Martin Schulz, leader of the centre-left group in the European Parliament, announced the Socialists’ intention on Thursday (2 July) to get several important portfolios in the next European Commission.
Speaking to journalists in Brussels, Schulz said his political family was under-represented in the current College of Commissioners, and said he intended to pressure the future Commission president on portfolios attributed to the social-democrats.
Asked by EURACTIV what his group was expecting to obtain, Schulz enumerated the Industry portfiolio, Environmental policy, International cooperation, Development, Justice, Trade and Internal market portfolios.
At present, the centre-left holds the Industry, Communication, Taxation, Economic affairs, Employment and Trade portfolios.
As the newly-elected Parliament has fewer members than the previous one (736 against 785), Schulz said his political group of 184 MEPs had kept about the same proportion of seats than in the 2004-2009 legislature, where it had 215. It was therefore only logical that a similar proportion of portfolios be given to the centre-left in the next Commission, he said (see background).
Schulz said he was satisfied that the Liberal group’s decision to oppose holding a vote on José Manuel Barroso’s re-appointment at the European Commission during the Parliament’s July plenary session (EURACTIV 02/07/09). His “objective” to delay the vote until the autumn had been attained, he said.
Schulz indicated that the Swedish EU presidency was now going to hold consultations over when the Parliament should hold the secret ballot, but he did not state what those consultations implied.
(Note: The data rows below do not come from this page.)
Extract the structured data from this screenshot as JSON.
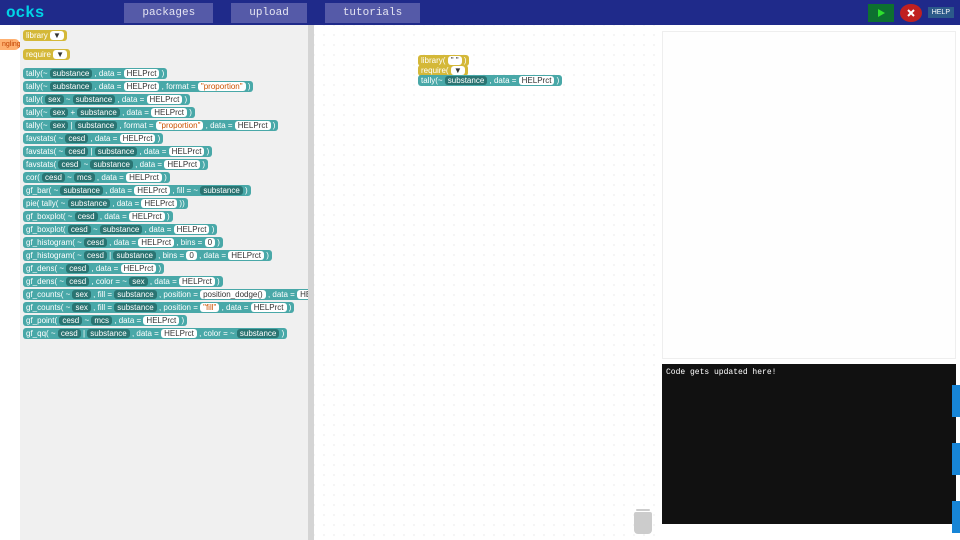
{
  "header": {
    "logo": "ocks",
    "nav": {
      "packages": "packages",
      "upload": "upload",
      "tutorials": "tutorials"
    },
    "help": "HELP"
  },
  "side": {
    "wrangling": "ngling"
  },
  "palette_special": {
    "library": "library",
    "require": "require"
  },
  "canvas_blocks": {
    "library_label": "library(",
    "lib_val": "\" \"",
    "require_label": "require(",
    "tally_label": "tally(~",
    "tally_arg": "substance",
    "tally_data": ", data =",
    "tally_ds": "HELPrct"
  },
  "blocks": [
    "tally(~ <v>substance</v> , data = <w>HELPrct</w> )",
    "tally(~ <v>substance</v> , data = <w>HELPrct</w> , format = <w><q>\"proportion\"</q></w> )",
    "tally( <v>sex</v> ~ <v>substance</v> , data = <w>HELPrct</w> )",
    "tally(~ <v>sex</v> + <v>substance</v> , data = <w>HELPrct</w> )",
    "tally(~ <v>sex</v> | <v>substance</v> , format = <w><q>\"proportion\"</q></w> , data = <w>HELPrct</w> )",
    "favstats( ~ <v>cesd</v> , data = <w>HELPrct</w> )",
    "favstats( ~ <v>cesd</v> | <v>substance</v> , data = <w>HELPrct</w> )",
    "favstats( <v>cesd</v> ~ <v>substance</v> , data = <w>HELPrct</w> )",
    "cor( <v>cesd</v> ~ <v>mcs</v> , data = <w>HELPrct</w> )",
    "gf_bar( ~ <v>substance</v> , data = <w>HELPrct</w> , fill = ~ <v>substance</v> )",
    "pie( tally( ~ <v>substance</v> , data = <w>HELPrct</w> ))",
    "gf_boxplot(  ~ <v>cesd</v> , data = <w>HELPrct</w> )",
    "gf_boxplot( <v>cesd</v> ~ <v>substance</v> , data = <w>HELPrct</w> )",
    "gf_histogram(  ~ <v>cesd</v> , data = <w>HELPrct</w> , bins = <w>0</w> )",
    "gf_histogram(  ~ <v>cesd</v> | <v>substance</v> , bins = <w>0</w> , data = <w>HELPrct</w> )",
    "gf_dens(  ~ <v>cesd</v> , data = <w>HELPrct</w> )",
    "gf_dens(  ~ <v>cesd</v> , color =  ~ <v>sex</v> , data = <w>HELPrct</w> )",
    "gf_counts(  ~ <v>sex</v> , fill = <v>substance</v> , position = <w>position_dodge()</w> , data = <w>HELPrct</w> )",
    "gf_counts(  ~ <v>sex</v> , fill = <v>substance</v> , position = <w><q>\"fill\"</q></w> , data = <w>HELPrct</w> )",
    "gf_point( <v>cesd</v> ~ <v>mcs</v> , data = <w>HELPrct</w> )",
    "gf_qq(  ~ <v>cesd</v> | <v>substance</v> , data = <w>HELPrct</w> , color = ~ <v>substance</v> )"
  ],
  "output": {
    "code_hint": "Code gets updated here!"
  }
}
He had accepted to go to Stockholm on 7 July, but feared that without preparation, the consultations would end up as “a nice chat”.
Socialists refuse contacts with ‘reactionaries’
For Schulz, the Liberals’ decision to refuse an alliance with the European Conservatives and Reformists group (ECR) on supporting Barroso, was another victory (EURACTIV 23/06/09). The new anti-federalist group led by the British Conservatives — which he called “the conservative reactionary group” — was now sidelined, he said, and no decision could be taken without the centre-left in the newly-elected Assembly. Again, he slammed Barroso for counting on the ECR’s support for his nomination.
Schulz voiced strong personal opposition to another Barroso term at the Commission’s helm, but admitted that a decision on whether to support him would be taken on a collective basis in the autumn, “after all the conditions are met”.
Asked whether consultations had started with Barroso’s centre-right European People’s Party (EPP) on sharing the European Parliament’s Presidency, Schulz declined to comment, saying he had not contacted EPP leader Joseph Daul since the June European elections (EURACTIV 25/06/09).
He added that as the second largest group in Parliament, it was “only logical” for the centre-left to “use its influence” in those matters. Schulz himself is widely seen as the centre-left’s potential candidate for the job, and is widely expected to trade his group’s support for Barroso in exchange for the post, which would see him chair the Assembly from 2012 to 2014.
Schulz admitted that many Socialists were unhappy with the group’s new name ‘Progressive Alliance of Socialists and Democrats in Europe’ (PASDE) (EURACTIV 1/07/09) and called for a rational debate on the issue. “The name will be decided after the recess, let’s for now call the group Socialists and Democrats,” Schulz said.
French socialists also expressed dissatisfaction that with the arrival of PASDE the rose, a traditional emblem of the centre-left group, had disappeared from official logos, EURACTIV France reported.
In theory the European Commission is not a political body and its mission is to defend the interests of the European Union as a whole.
But in practice political balances should be observed, when constituting the European Commission.
The present college of Commissioners in particular presents some disproportions. The liberal ELDR party for example proudly states in its webpage that nine out of the 27 commissioners represent the liberal democrat familly. But statistically, according to the European elections results from 2004, liberal democrats should get three or four portfolios.
The social-democrats have only six portfolios at present, while according to the same calculation they could claim seven or eight. The centre-righ European Peoples Party (EPP) holds the remaining 12 porfolios, while mathematically they should hold nine or ten.